Recorded data
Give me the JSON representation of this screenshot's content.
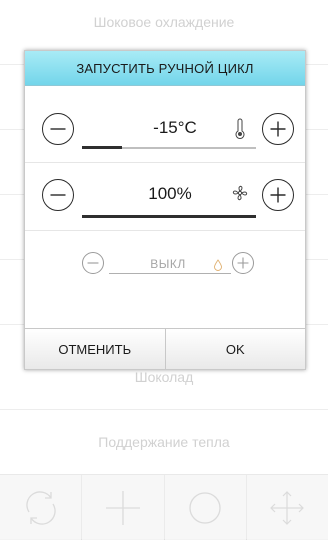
{
  "background_list": {
    "items": [
      {
        "label": "Шоковое охлаждение"
      },
      {
        "label": ""
      },
      {
        "label": ""
      },
      {
        "label": ""
      },
      {
        "label": ""
      },
      {
        "label": "Шоколад"
      },
      {
        "label": "Поддержание тепла"
      }
    ]
  },
  "bottom_bar": {
    "buttons": [
      {
        "icon": "refresh-icon"
      },
      {
        "icon": "plus-icon"
      },
      {
        "icon": "circle-icon"
      },
      {
        "icon": "move-arrows-icon"
      }
    ]
  },
  "dialog": {
    "title": "ЗАПУСТИТЬ РУЧНОЙ ЦИКЛ",
    "temperature": {
      "value": "-15°C",
      "icon": "thermometer-icon",
      "fill_fraction": 0.23
    },
    "fan": {
      "value": "100%",
      "icon": "fan-icon",
      "fill_fraction": 1.0
    },
    "humidity": {
      "value": "ВЫКЛ",
      "icon": "water-drop-icon",
      "fill_fraction": 0.0
    },
    "cancel_label": "ОТМЕНИТЬ",
    "ok_label": "OK",
    "accent_color": "#73d5ea"
  }
}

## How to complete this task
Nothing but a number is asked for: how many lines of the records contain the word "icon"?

## Result of the exercise
7